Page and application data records
##########
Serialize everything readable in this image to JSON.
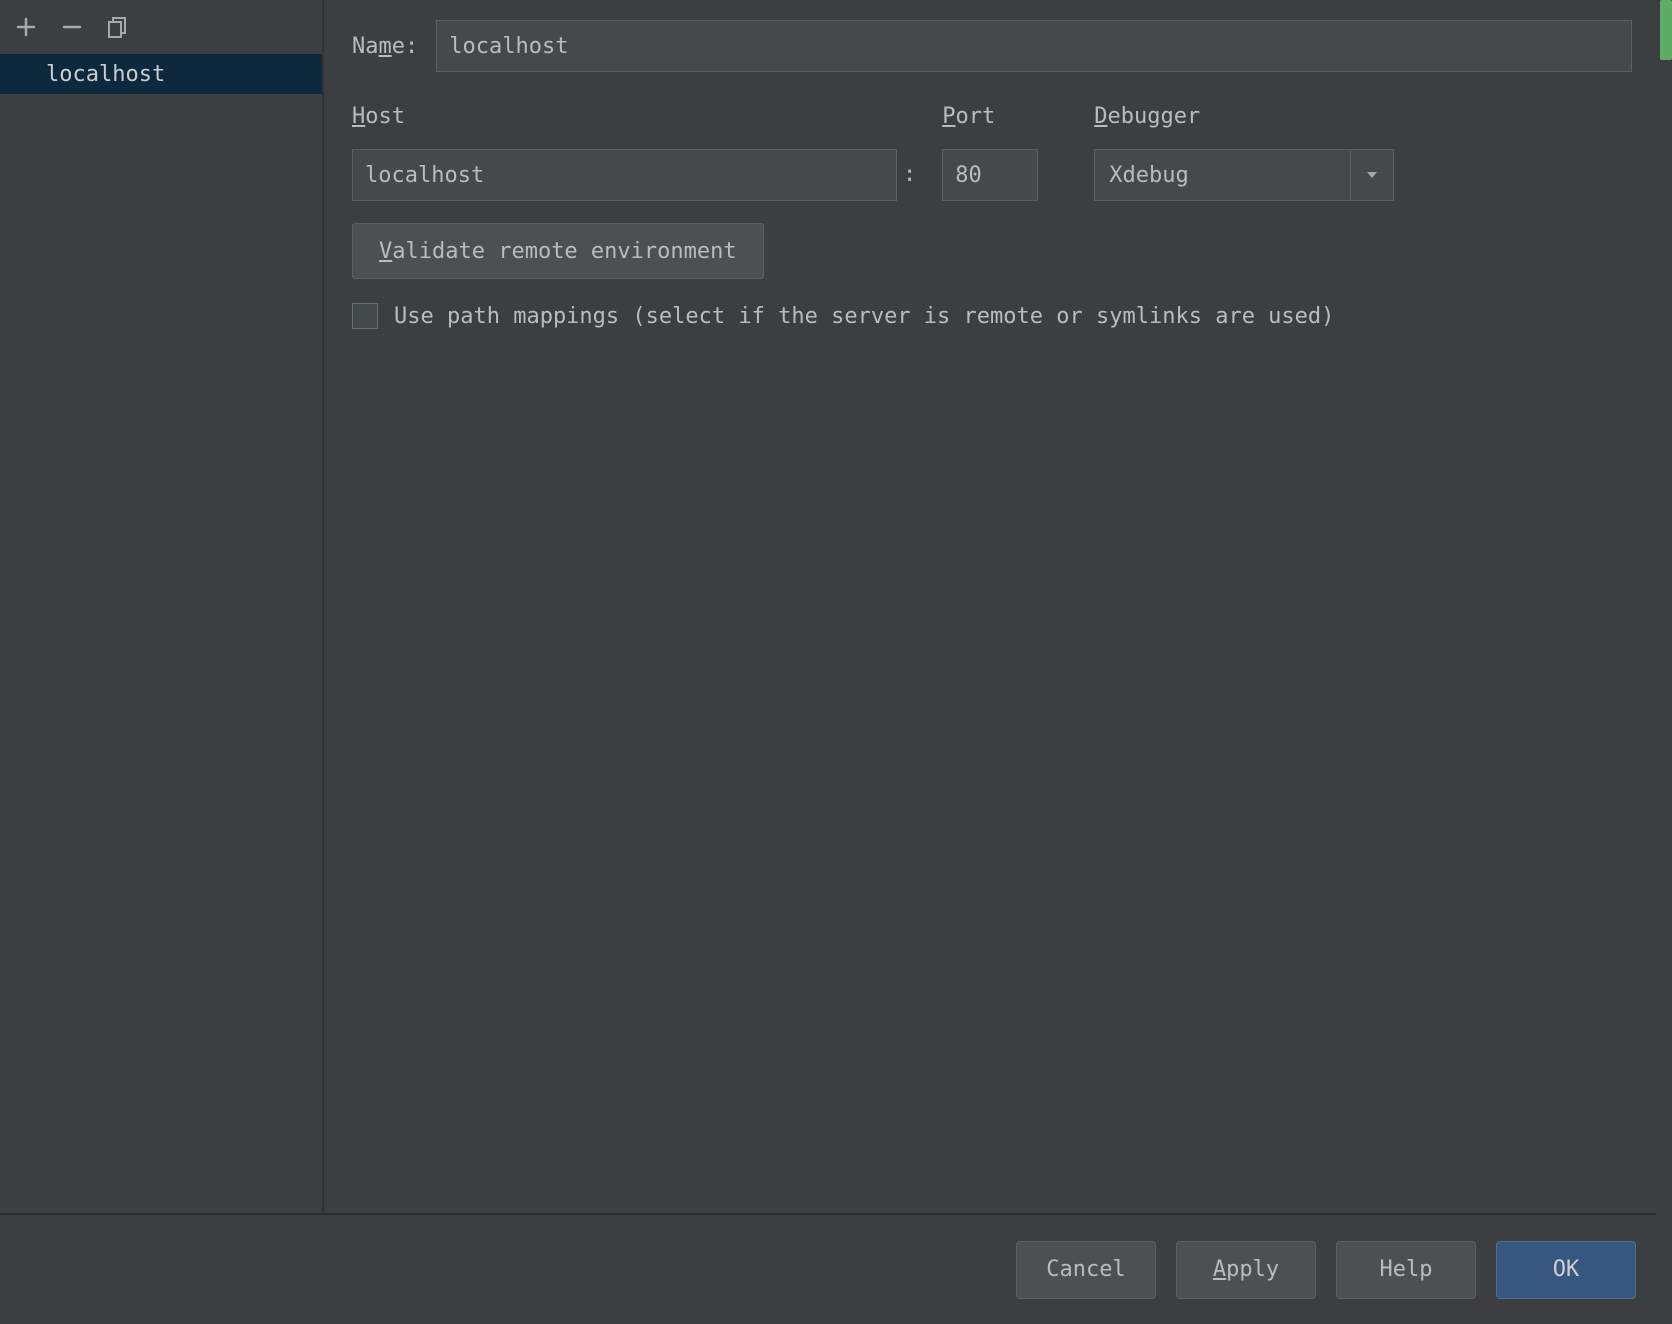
{
  "sidebar": {
    "items": [
      {
        "label": "localhost",
        "selected": true
      }
    ]
  },
  "form": {
    "name_label_pre": "Na",
    "name_label_mn": "m",
    "name_label_post": "e:",
    "name_value": "localhost",
    "host_label_mn": "H",
    "host_label_post": "ost",
    "host_value": "localhost",
    "port_label_mn": "P",
    "port_label_post": "ort",
    "port_value": "80",
    "colon": ":",
    "debugger_label_mn": "D",
    "debugger_label_post": "ebugger",
    "debugger_value": "Xdebug",
    "validate_mn": "V",
    "validate_post": "alidate remote environment",
    "path_mappings_label": "Use path mappings (select if the server is remote or symlinks are used)"
  },
  "buttons": {
    "cancel": "Cancel",
    "apply_mn": "A",
    "apply_post": "pply",
    "help": "Help",
    "ok": "OK"
  }
}
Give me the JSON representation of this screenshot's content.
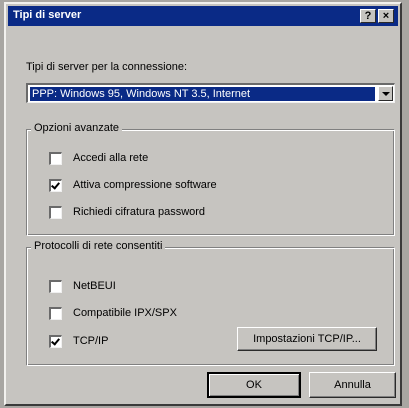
{
  "window": {
    "title": "Tipi di server",
    "help_button": "?",
    "close_button": "×"
  },
  "server_type": {
    "label": "Tipi di server per la connessione:",
    "selected_value": "PPP: Windows 95, Windows NT 3.5, Internet"
  },
  "advanced_options": {
    "group_label": "Opzioni avanzate",
    "items": [
      {
        "label": "Accedi alla rete",
        "checked": false
      },
      {
        "label": "Attiva compressione software",
        "checked": true
      },
      {
        "label": "Richiedi cifratura password",
        "checked": false
      }
    ]
  },
  "protocols": {
    "group_label": "Protocolli di rete consentiti",
    "items": [
      {
        "label": "NetBEUI",
        "checked": false
      },
      {
        "label": "Compatibile IPX/SPX",
        "checked": false
      },
      {
        "label": "TCP/IP",
        "checked": true
      }
    ],
    "tcp_settings_button": "Impostazioni TCP/IP..."
  },
  "buttons": {
    "ok": "OK",
    "cancel": "Annulla"
  },
  "colors": {
    "titlebar": "#0a2a86",
    "dialog_face": "#c6c4c0",
    "selection": "#0a2a86"
  }
}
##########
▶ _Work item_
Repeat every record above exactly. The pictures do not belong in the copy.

▶ _Task result_
Serialize everything readable in this image to JSON.
{
  "sidebar": {
    "items": [
      {
        "label": "localhost",
        "selected": true
      }
    ]
  },
  "form": {
    "name_label_pre": "Na",
    "name_label_mn": "m",
    "name_label_post": "e:",
    "name_value": "localhost",
    "host_label_mn": "H",
    "host_label_post": "ost",
    "host_value": "localhost",
    "port_label_mn": "P",
    "port_label_post": "ort",
    "port_value": "80",
    "colon": ":",
    "debugger_label_mn": "D",
    "debugger_label_post": "ebugger",
    "debugger_value": "Xdebug",
    "validate_mn": "V",
    "validate_post": "alidate remote environment",
    "path_mappings_label": "Use path mappings (select if the server is remote or symlinks are used)"
  },
  "buttons": {
    "cancel": "Cancel",
    "apply_mn": "A",
    "apply_post": "pply",
    "help": "Help",
    "ok": "OK"
  }
}
Give me the JSON representation of this screenshot's content.
{
  "window": {
    "title": "Tipi di server",
    "help_button": "?",
    "close_button": "×"
  },
  "server_type": {
    "label": "Tipi di server per la connessione:",
    "selected_value": "PPP: Windows 95, Windows NT 3.5, Internet"
  },
  "advanced_options": {
    "group_label": "Opzioni avanzate",
    "items": [
      {
        "label": "Accedi alla rete",
        "checked": false
      },
      {
        "label": "Attiva compressione software",
        "checked": true
      },
      {
        "label": "Richiedi cifratura password",
        "checked": false
      }
    ]
  },
  "protocols": {
    "group_label": "Protocolli di rete consentiti",
    "items": [
      {
        "label": "NetBEUI",
        "checked": false
      },
      {
        "label": "Compatibile IPX/SPX",
        "checked": false
      },
      {
        "label": "TCP/IP",
        "checked": true
      }
    ],
    "tcp_settings_button": "Impostazioni TCP/IP..."
  },
  "buttons": {
    "ok": "OK",
    "cancel": "Annulla"
  },
  "colors": {
    "titlebar": "#0a2a86",
    "dialog_face": "#c6c4c0",
    "selection": "#0a2a86"
  }
}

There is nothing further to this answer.